The squid ink homemade Tagliolini with blue swimmer crab, sun dried tomato and saffron emulsion($32.50) is a definite must-try, if you are in the mood for pasta. The image-conscious need not fret as it is the pasta, not the sauce, which is made from squid ink and hence will not stain teeth. The glassy tagliolini is surprisingly springy, a welcome change from the norm. Notably, the pasta does not overwhelm with its squid flavour. In fact, it is the crab which you will notice most. Paired with the yellow saffron emulsion, the result is a heavenly pasta dish you will crave more of.
For a less carbohydrate-laden dish, definitely order the pan-roasted Cod with broccoli and anchovies passata($35.50). Perfectly pan-fried, the cod seasoning is superb. Not at all fishy, as seafood dishes can sometimes be, the well-seasoned crisp outer layer hides a soft and flaky interior which comes apart with a touch of the fork.
Another recommended main, the Barolo wine slow-braised veal cheek served with potato puree, showed the results of good braising with its tenderness. Fans of veal will like this dish, though personally, it was less memorable than the cod and pasta.
Pontini's dessert menu will enthral the sweet-toothed, as there is something for everyone. Aficionados of Italian cuisine will want to try the Tiramisu, which is every Italian restaurant's signature dessert. Pontini's Venetian-style version($15.50) is served in a coffee cup, a rich affair of soft lady fingers and a mild dose of rum and mascarpone, nicely set off by the thick coating of bitter cocoa powder.
The adventurous can try the Hazelnut Crème Brûlée served with a sorbet of mixed berries($16.50) for an interesting take on the ubiquitous crème brûlée. Expect a hint of hazelnut, as well as a somewhat grainy texture, in comparison to the usual. Creativity seems to work in this instance, and the result is crème brulee that you will not tire of. Treat your palate to both sides of the sweet-sour spectrum.

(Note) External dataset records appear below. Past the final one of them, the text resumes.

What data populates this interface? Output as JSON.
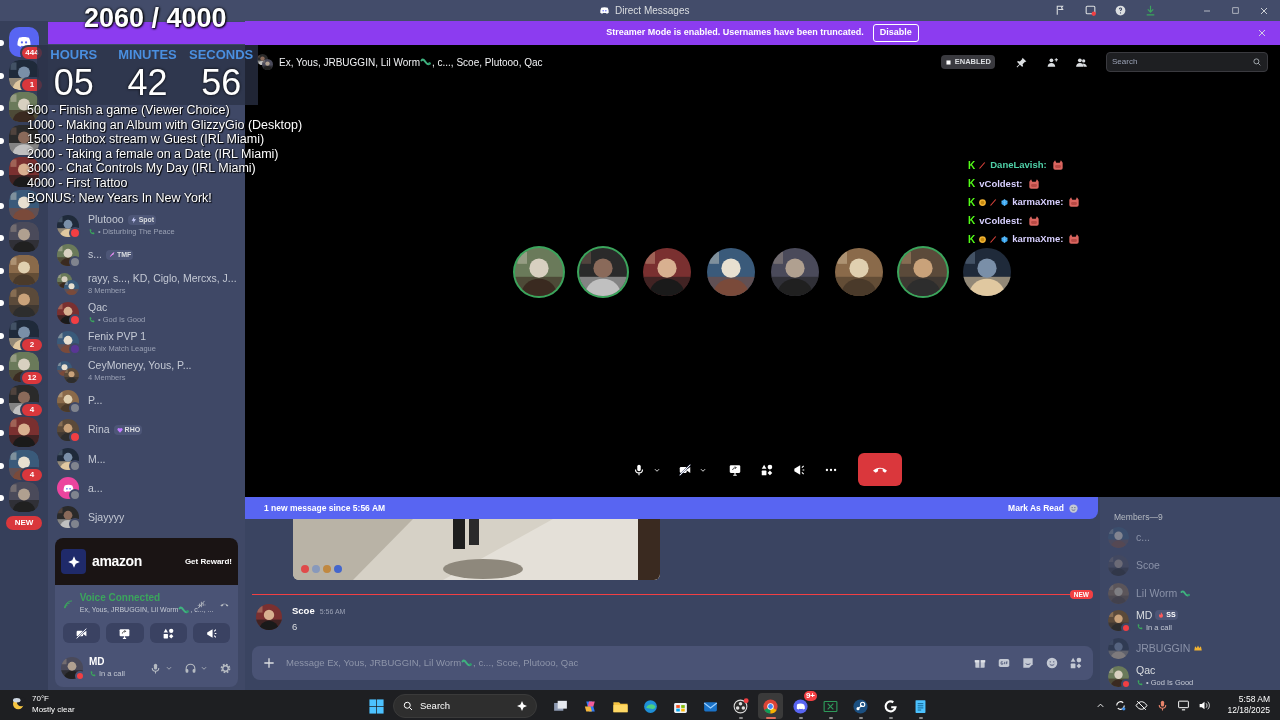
{
  "title_bar": {
    "title": "Direct Messages",
    "inbox_alert": true
  },
  "stream_overlay": {
    "goal": "2060 / 4000",
    "timer": [
      {
        "label": "HOURS",
        "value": "05"
      },
      {
        "label": "MINUTES",
        "value": "42"
      },
      {
        "label": "SECONDS",
        "value": "56"
      }
    ],
    "goals": [
      "500 - Finish a game (Viewer Choice)",
      "1000 - Making an Album with GlizzyGio (Desktop)",
      "1500 - Hotbox stream w Guest (IRL Miami)",
      "2000 - Taking a female on a Date (IRL Miami)",
      "3000 - Chat Controls My Day (IRL Miami)",
      "4000 - First Tattoo",
      "BONUS: New Years In New York!"
    ]
  },
  "servers": [
    {
      "kind": "discord",
      "badge": "444",
      "unread": true
    },
    {
      "kind": "server",
      "badge": "1",
      "unread": true
    },
    {
      "kind": "server",
      "unread": true
    },
    {
      "kind": "server",
      "unread": true
    },
    {
      "kind": "server",
      "unread": true
    },
    {
      "kind": "server",
      "unread": true
    },
    {
      "kind": "server",
      "unread": true
    },
    {
      "kind": "server",
      "unread": true
    },
    {
      "kind": "server",
      "unread": true
    },
    {
      "kind": "server",
      "badge": "2",
      "unread": true
    },
    {
      "kind": "server",
      "badge": "12",
      "unread": true
    },
    {
      "kind": "server",
      "badge": "4",
      "unread": true
    },
    {
      "kind": "server",
      "unread": true
    },
    {
      "kind": "server",
      "badge": "4",
      "unread": true
    },
    {
      "kind": "server",
      "unread": true
    }
  ],
  "new_pill": "NEW",
  "dms": [
    {
      "kind": "dm",
      "name": "Plutooo",
      "tag": "Spot",
      "subtitle": "• Disturbing The Peace",
      "in_call": true,
      "color": "#f23f43"
    },
    {
      "kind": "dm",
      "name": "s...",
      "tag": "TMF",
      "in_call": false,
      "color": "#80848e"
    },
    {
      "kind": "group",
      "name": "rayy, s..., KD, Ciglo, Mercxs, J...",
      "subtitle": "8 Members",
      "in_call": false
    },
    {
      "kind": "dm",
      "name": "Qac",
      "subtitle": "• God Is Good",
      "in_call": true,
      "color": "#f23f43"
    },
    {
      "kind": "dm",
      "name": "Fenix PVP 1",
      "subtitle": "Fenix Match League",
      "in_call": false,
      "color": "#593695"
    },
    {
      "kind": "group",
      "name": "CeyMoneyy, Yous, P...",
      "subtitle": "4 Members",
      "in_call": false
    },
    {
      "kind": "dm",
      "name": "P...",
      "in_call": false,
      "color": "#80848e"
    },
    {
      "kind": "dm",
      "name": "Rina",
      "tag": "RHO",
      "in_call": false,
      "color": "#f23f43"
    },
    {
      "kind": "dm",
      "name": "M...",
      "in_call": false,
      "color": "#80848e"
    },
    {
      "kind": "default",
      "name": "a...",
      "in_call": false,
      "color": "#80848e"
    },
    {
      "kind": "dm",
      "name": "Sjayyyy",
      "in_call": false,
      "color": "#80848e"
    }
  ],
  "promo": {
    "brand": "amazon",
    "button": "Get Reward!"
  },
  "voice": {
    "status": "Voice Connected",
    "channel_parts": [
      "Ex, Yous, JRBUGGIN, Lil Worm",
      ", c..., ..."
    ]
  },
  "user": {
    "name": "MD",
    "status": "In a call"
  },
  "banner": {
    "text": "Streamer Mode is enabled. Usernames have been truncated.",
    "button": "Disable"
  },
  "call": {
    "title_parts": [
      "Ex, Yous, JRBUGGIN, Lil Worm",
      ", c..., Scoe, Plutooo, Qac"
    ],
    "streamer_mode": "ENABLED",
    "search_placeholder": "Search",
    "participants": [
      {
        "speaking": true
      },
      {
        "speaking": true
      },
      {
        "speaking": false
      },
      {
        "speaking": false
      },
      {
        "speaking": false
      },
      {
        "speaking": false
      },
      {
        "speaking": true
      },
      {
        "speaking": false
      }
    ],
    "stream_chat": [
      {
        "badge": "K",
        "kind": "moderator",
        "user": "DaneLavish:",
        "color": "#4fd1a8"
      },
      {
        "badge": "K",
        "kind": "viewer",
        "user": "vColdest:",
        "color": "#d8d0ff"
      },
      {
        "badge": "K",
        "kind": "supporter",
        "user": "karmaXme:",
        "color": "#d8d0ff"
      },
      {
        "badge": "K",
        "kind": "viewer",
        "user": "vColdest:",
        "color": "#d8d0ff"
      },
      {
        "badge": "K",
        "kind": "supporter",
        "user": "karmaXme:",
        "color": "#d8d0ff"
      }
    ]
  },
  "chat": {
    "new_bar": "1 new message since 5:56 AM",
    "mark_read": "Mark As Read",
    "divider": "NEW",
    "messages": [
      {
        "author": "Scoe",
        "time": "5:56 AM",
        "text": "6"
      }
    ],
    "input_parts": [
      "Message Ex, Yous, JRBUGGIN, Lil Worm",
      ", c..., Scoe, Plutooo, Qac"
    ]
  },
  "members": {
    "header": "Members—9",
    "list": [
      {
        "name": "c...",
        "offline": true,
        "kind": "plain"
      },
      {
        "name": "Scoe",
        "offline": true,
        "kind": "plain"
      },
      {
        "name": "Lil Worm",
        "offline": true,
        "kind": "worm"
      },
      {
        "name": "MD",
        "offline": false,
        "kind": "plain",
        "tag": "SS",
        "subtitle": "In a call"
      },
      {
        "name": "JRBUGGIN",
        "offline": true,
        "kind": "owner"
      },
      {
        "name": "Qac",
        "offline": false,
        "kind": "plain",
        "subtitle": "• God Is Good"
      }
    ]
  },
  "taskbar": {
    "weather": {
      "temp": "70°F",
      "condition": "Mostly clear"
    },
    "search": "Search",
    "apps": [
      {
        "kind": "taskview",
        "running": false,
        "selected": false
      },
      {
        "kind": "copilot",
        "running": false,
        "selected": false
      },
      {
        "kind": "folder",
        "running": false,
        "selected": false
      },
      {
        "kind": "edge",
        "running": false,
        "selected": false
      },
      {
        "kind": "store",
        "running": false,
        "selected": false
      },
      {
        "kind": "mail",
        "running": false,
        "selected": false
      },
      {
        "kind": "obs",
        "running": true,
        "selected": false
      },
      {
        "kind": "chrome",
        "running": true,
        "selected": true
      },
      {
        "kind": "discord",
        "running": true,
        "selected": false,
        "badge": "9+"
      },
      {
        "kind": "sheet",
        "running": true,
        "selected": false
      },
      {
        "kind": "steam",
        "running": true,
        "selected": false
      },
      {
        "kind": "logi",
        "running": true,
        "selected": false
      },
      {
        "kind": "notepad",
        "running": true,
        "selected": false
      }
    ],
    "time": "5:58 AM",
    "date": "12/18/2025"
  }
}
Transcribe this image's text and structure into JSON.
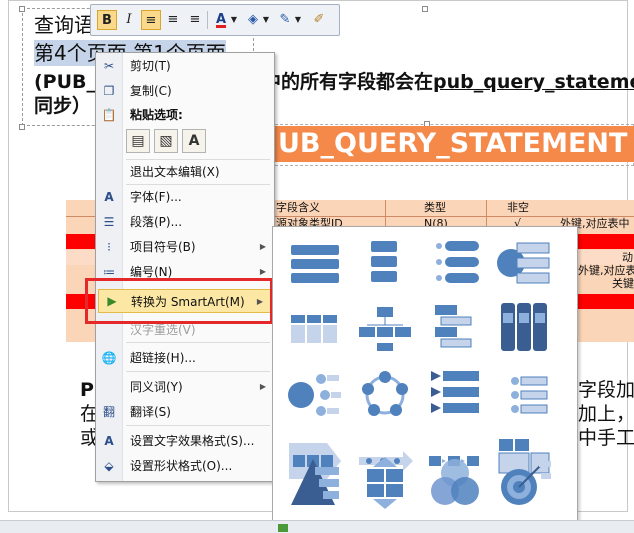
{
  "slide": {
    "title_line1": "查询语句类",
    "title_line2": "第4个页面 第1个页面",
    "bold_line1a": "(PUB_Q",
    "bold_line1b": "中的所有字段都会在",
    "bold_line1c": "pub_query_statemen",
    "bold_line2": "同步）",
    "banner_text": "UB_QUERY_STATEMENT",
    "table_headers": [
      "字段含义",
      "类型",
      "非空"
    ],
    "table_row_cells": [
      "源对象类型ID",
      "N(8)",
      "√",
      "外键,对应表中"
    ],
    "right_cells": [
      "动",
      "外键,对应表",
      "关键"
    ],
    "body_line1a": "Pu",
    "body_line1b": "字段加",
    "body_line2a": "在",
    "body_line2b": "加上，",
    "body_line3a": "或",
    "body_line3b": "中手工"
  },
  "mini_toolbar": {
    "bold": "B",
    "italic": "I",
    "font_color_letter": "A"
  },
  "context_menu": {
    "items": [
      {
        "label": "剪切(T)",
        "icon": "scissors-icon"
      },
      {
        "label": "复制(C)",
        "icon": "copy-icon"
      },
      {
        "label": "粘贴选项:",
        "icon": "paste-icon"
      },
      {
        "label": "退出文本编辑(X)",
        "icon": ""
      },
      {
        "label": "字体(F)...",
        "icon": "font-icon"
      },
      {
        "label": "段落(P)...",
        "icon": "paragraph-icon"
      },
      {
        "label": "项目符号(B)",
        "icon": "bullets-icon"
      },
      {
        "label": "编号(N)",
        "icon": "numbering-icon"
      },
      {
        "label": "转换为 SmartArt(M)",
        "icon": "smartart-icon"
      },
      {
        "label": "汉字重选(V)",
        "icon": ""
      },
      {
        "label": "超链接(H)...",
        "icon": "hyperlink-icon"
      },
      {
        "label": "同义词(Y)",
        "icon": ""
      },
      {
        "label": "翻译(S)",
        "icon": "translate-icon"
      },
      {
        "label": "设置文字效果格式(S)...",
        "icon": "text-effects-icon"
      },
      {
        "label": "设置形状格式(O)...",
        "icon": "shape-format-icon"
      }
    ],
    "paste_option_letter": "A"
  },
  "colors": {
    "banner": "#f5894a",
    "table_red": "#ff0000",
    "table_peach": "#fbd5b8",
    "highlight_border": "#e5282a",
    "menu_hover": "#fce8a4",
    "smartart_blue": "#4f81bd"
  }
}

- The Service
An interesting fact is that some of the staff are Italian, adding even more to your authentic dining experience. Friendly and skilled, the staff will be happy to attend to your every need.
The SD Food Advisor's Take on Pontini:
A tad pricey, but good food and service does come at a price. Testament to its popularity is its sizeable lunch crowd, all of which left with satisfied stomachs. The quality of the food is excellent and the service is impeccable. What more can one ask from a restaurant?